Events are invaluable to moving global health forward. They are opportunities to exchange insight, test out new ideas, and make connections.
All Dahdaleh Institute events are free and open to the public, unless otherwise noted.
Prof. Catherine Régis leads this casual talk hosted by the Global Strategy Lab to broadly discuss implementation of artificial intelligence in health care. Her talk will be followed by a Q&A.
Catherine Régis is an Associate Professor at the Faculty of Law and holds the Canada Research Chair in Collaborative Culture in Health Law and Policy. She is also a researcher at the Centre de recherche en droit public (CRDP). Before joining Université de Montréal, she was a professor at the Université de Sherbrooke’s Faculty of Law, where she directed its graduate program in health law and policies (2008-2012). She holds a Master’s degree in Health Law from Université de Sherbrooke, a Certificate in Clinical Ethics from University of Geneva and a Doctor of Law Degree (S.J.D) from University of Toronto. Her doctoral thesis, supervised by Professor Colleen M. Flood, focused on optimizing modes of conflict resolution so as to address health care access problems in Canada. Professor Régis has been a member of the Quebec Bar since 1999 and is an accredited mediator.
The recipient of numerous prizes, scholarships and grants from, most notably, the Canada Research Chair program, Canadian health research institutes and the Fonds de recherche Société et culture du gouvernement du Québec, she is frequently called upon to act as a consultant or educator for the health industry. Catherine Régis collaborates with several interdisciplinary and international research teams, notably in the areas of medicine, management and psychology. In addition, she has served on a variety of committees in the health and social services sector, including the consultation forum for the Quebec Commissaire à la santé et au bien-être du Québec (until 2011) and the Quebec Government’s Ethical Committee on Public Health (until 2007). She has also been a visiting professor at Université de Paris V (Paris-Descartes) and at Université de Montpellier I.
127min | Dir. Martin Campbell | 2003
Watch Angelina Jolie save the children, save her man and harness her Girl Power™ in a film that might have asked interesting ethical questions but does a whole lot of other things instead.
This event is part of Projections: the good, the bad and the weird of global health films. To receive a reminder of this event, click here.
Watch the trailer
Artificial intelligence (A.I.) brings fundamental change in our lives, affecting everything from business to government; working life to personal time. As increasingly sophisticated AI systems are created and used more widely, the effects on our health are unclear.
Effects on labour markets and employment are popular areas of public concern and debate, but the potential societal effects of A.I. extend more broadly. Questions have been raised about fundamental and complex topics such as algorithmic bias, transparency, governance, and inclusion.

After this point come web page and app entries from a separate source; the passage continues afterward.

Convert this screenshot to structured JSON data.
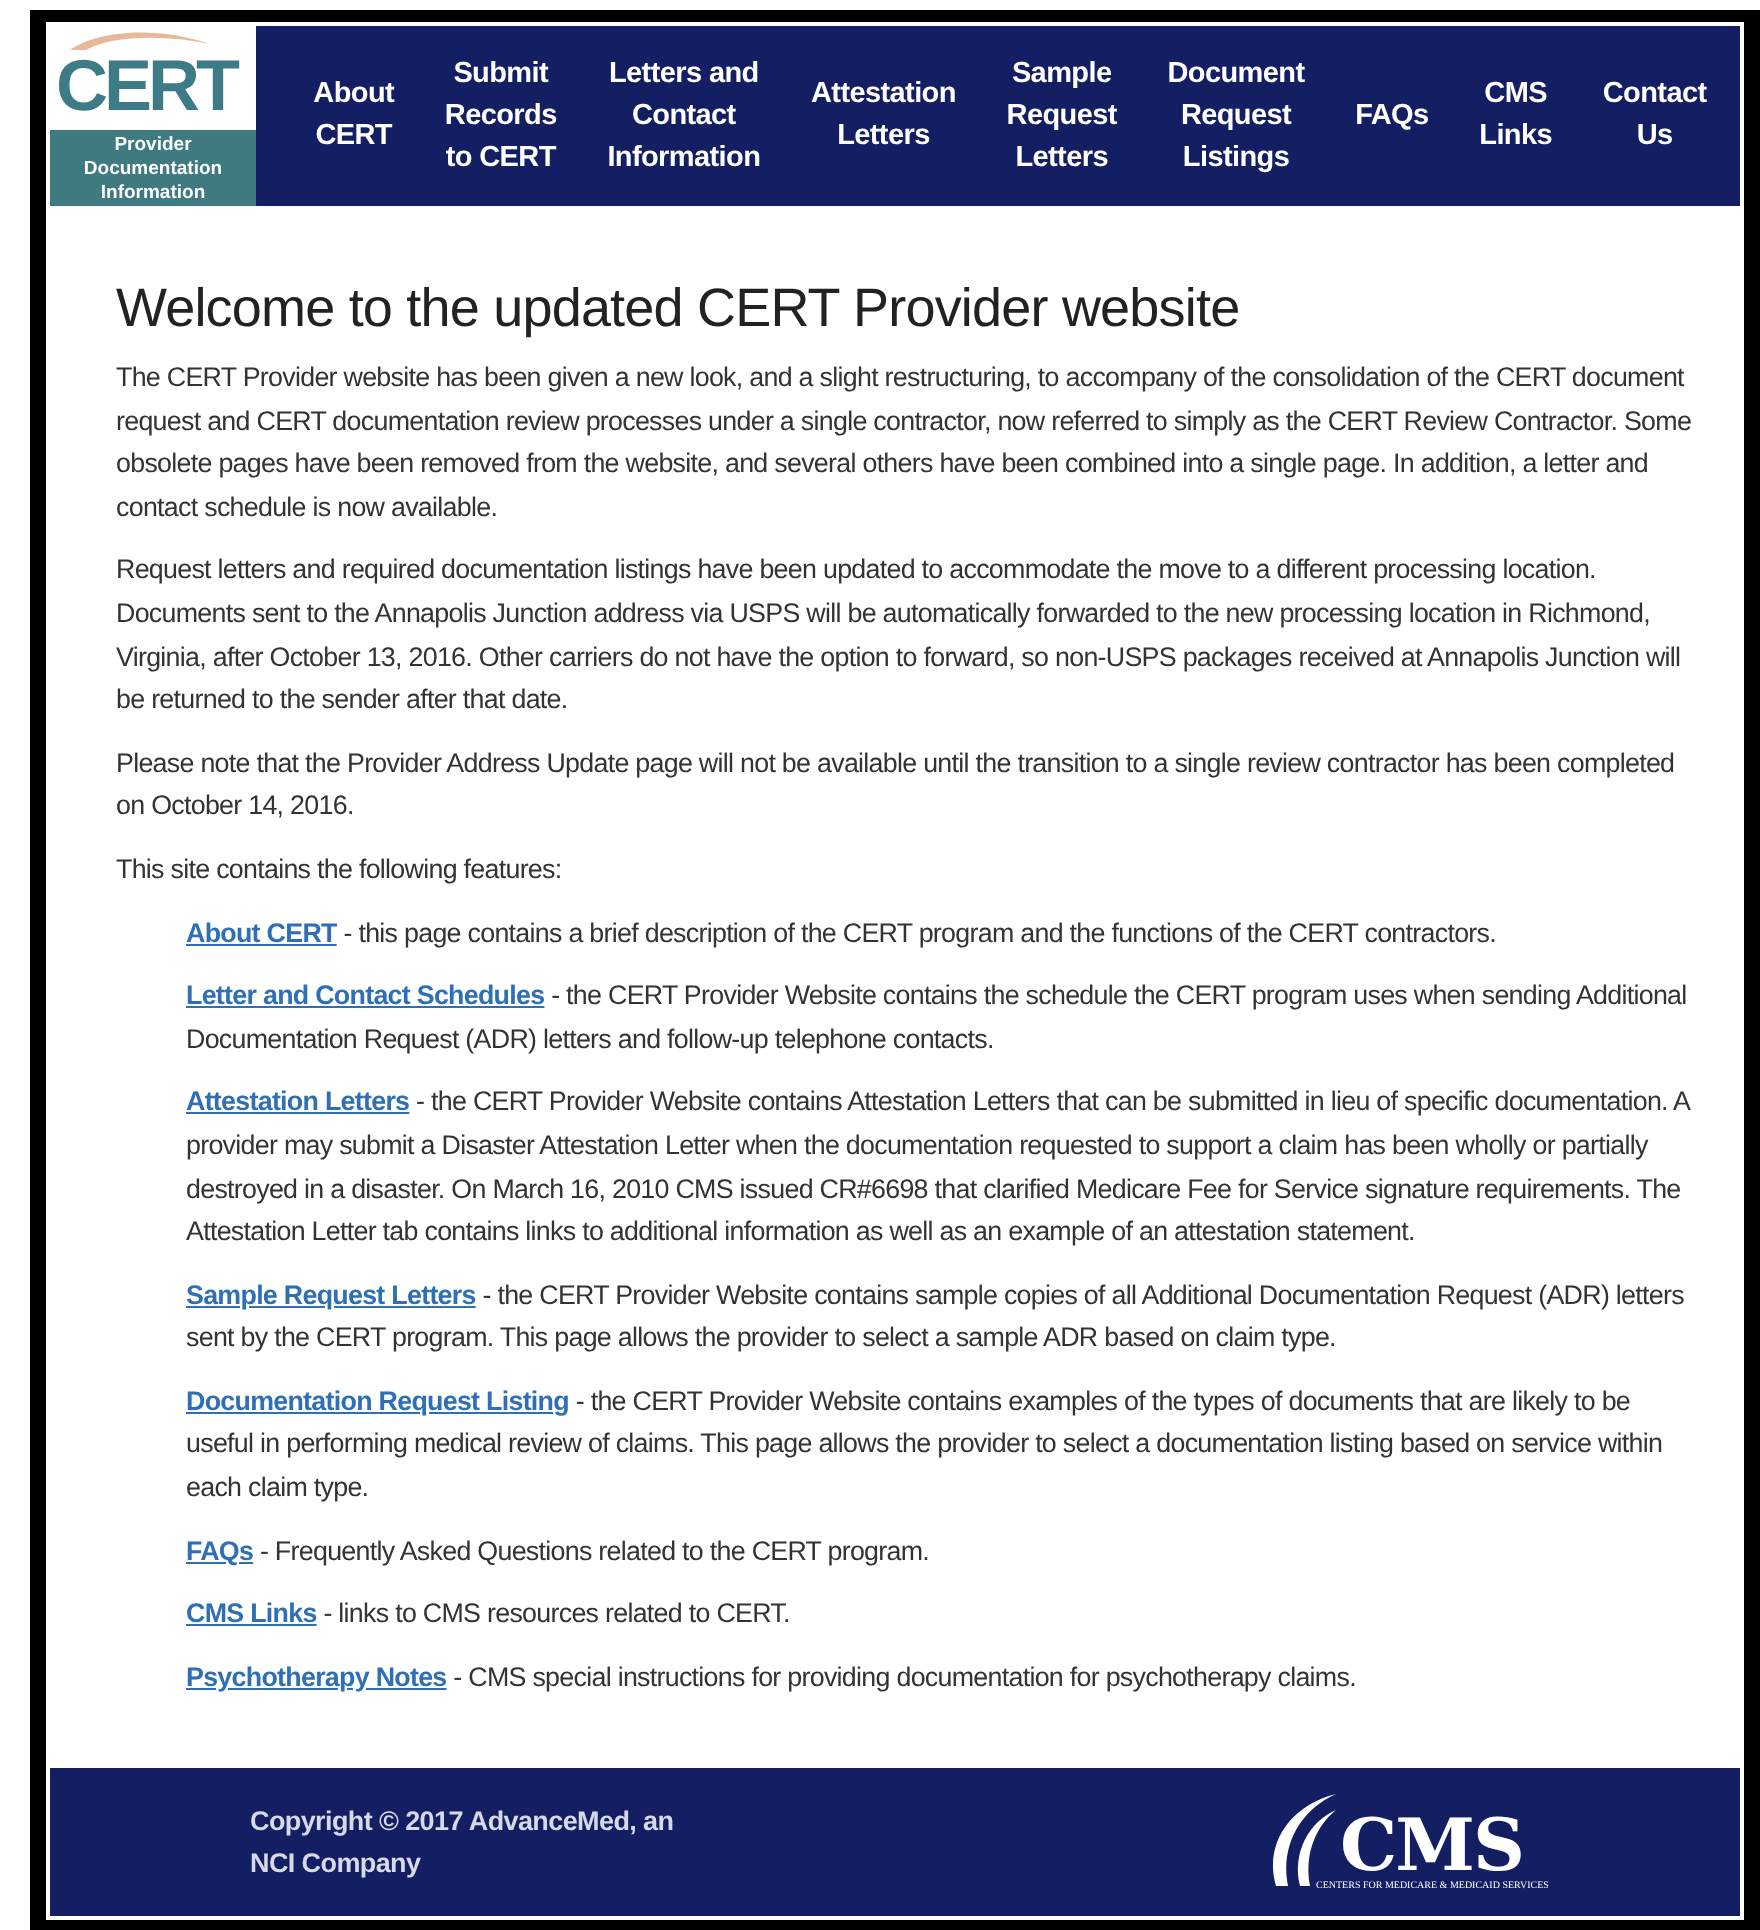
{
  "logo": {
    "wordmark": "CERT",
    "caption_lines": [
      "Provider",
      "Documentation",
      "Information"
    ]
  },
  "nav": [
    {
      "lines": [
        "About",
        "CERT"
      ]
    },
    {
      "lines": [
        "Submit",
        "Records",
        "to CERT"
      ]
    },
    {
      "lines": [
        "Letters and",
        "Contact",
        "Information"
      ]
    },
    {
      "lines": [
        "Attestation",
        "Letters"
      ]
    },
    {
      "lines": [
        "Sample",
        "Request",
        "Letters"
      ]
    },
    {
      "lines": [
        "Document",
        "Request",
        "Listings"
      ]
    },
    {
      "lines": [
        "FAQs"
      ]
    },
    {
      "lines": [
        "CMS",
        "Links"
      ]
    },
    {
      "lines": [
        "Contact",
        "Us"
      ]
    }
  ],
  "heading": "Welcome to the updated CERT Provider website",
  "paragraphs": [
    "The CERT Provider website has been given a new look, and a slight restructuring, to accompany of the consolidation of the CERT document request and CERT documentation review processes under a single contractor, now referred to simply as the CERT Review Contractor. Some obsolete pages have been removed from the website, and several others have been combined into a single page. In addition, a letter and contact schedule is now available.",
    "Request letters and required documentation listings have been updated to accommodate the move to a different processing location. Documents sent to the Annapolis Junction address via USPS will be automatically forwarded to the new processing location in Richmond, Virginia, after October 13, 2016. Other carriers do not have the option to forward, so non-USPS packages received at Annapolis Junction will be returned to the sender after that date.",
    "Please note that the Provider Address Update page will not be available until the transition to a single review contractor has been completed on October 14, 2016.",
    "This site contains the following features:"
  ],
  "features": [
    {
      "link": "About CERT",
      "description": "- this page contains a brief description of the CERT program and the functions of the CERT contractors."
    },
    {
      "link": "Letter and Contact Schedules",
      "description": "- the CERT Provider Website contains the schedule the CERT program uses when sending Additional Documentation Request (ADR) letters and follow-up telephone contacts."
    },
    {
      "link": "Attestation Letters",
      "description": "- the CERT Provider Website contains Attestation Letters that can be submitted in lieu of specific documentation. A provider may submit a Disaster Attestation Letter when the documentation requested to support a claim has been wholly or partially destroyed in a disaster. On March 16, 2010 CMS issued CR#6698 that clarified Medicare Fee for Service signature requirements. The Attestation Letter tab contains links to additional information as well as an example of an attestation statement."
    },
    {
      "link": "Sample Request Letters",
      "description": "- the CERT Provider Website contains sample copies of all Additional Documentation Request (ADR) letters sent by the CERT program. This page allows the provider to select a sample ADR based on claim type."
    },
    {
      "link": "Documentation Request Listing",
      "description": "- the CERT Provider Website contains examples of the types of documents that are likely to be useful in performing medical review of claims. This page allows the provider to select a documentation listing based on service within each claim type."
    },
    {
      "link": "FAQs",
      "description": "- Frequently Asked Questions related to the CERT program."
    },
    {
      "link": "CMS Links",
      "description": "- links to CMS resources related to CERT."
    },
    {
      "link": "Psychotherapy Notes",
      "description": "- CMS special instructions for providing documentation for psychotherapy claims."
    }
  ],
  "footer": {
    "copyright_lines": [
      "Copyright © 2017 AdvanceMed, an",
      "NCI Company"
    ],
    "cms_logo": {
      "wordmark": "CMS",
      "tagline": "CENTERS FOR MEDICARE & MEDICAID SERVICES"
    }
  }
}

This panel will examine diverse topics including ethics, policymaking and the health of our cities.
Our speakers will provide an overview of key A.I. concepts, their cross-cutting policy implications, and consider what health equity considerations we must undertake when thinking about the use of AI in the GTA.
Jennifer Gibson, Director, University of Toronto’s Joint Centre for Bioethics
Vass Bednar, Head of Public Policy, Delphia
Moderated by Kwame McKenzie, CEO, Wellesley Institute
Doors will open at 6 p.m. Event will begin promptly at 6:30 p.m. Light refreshments will be served.
If cost is a barrier, you require information in an alternative format, or have concerns related to the accessibility of this event, please contact firstname.lastname@example.org.
NOTE: This is not a DIGHR event
Designers are increasingly involved in the world of social good. Traditionally installed in commercial sectors, they are now collaborating with scientists, researchers and others non-designers with their own knowledge-base and processes. These interdisciplinary encounters are often new, exciting and challenging.
Drawing on her experiences of this phenomenon, and on the research behind her upcoming book Information Design for the Common Good, Courtney Marchese will lead a Lunch & Learn on interdisciplinary design collaboration in global health.
Courtney Marchese is a professional designer with over a decade of experience specializing in data visualizations, information graphics, UX design, and usability studies. She is also an Associate Professor of Graphic + Interactive Design, teaching a wide range of design theory, research, and technical skills at the undergraduate and graduate level.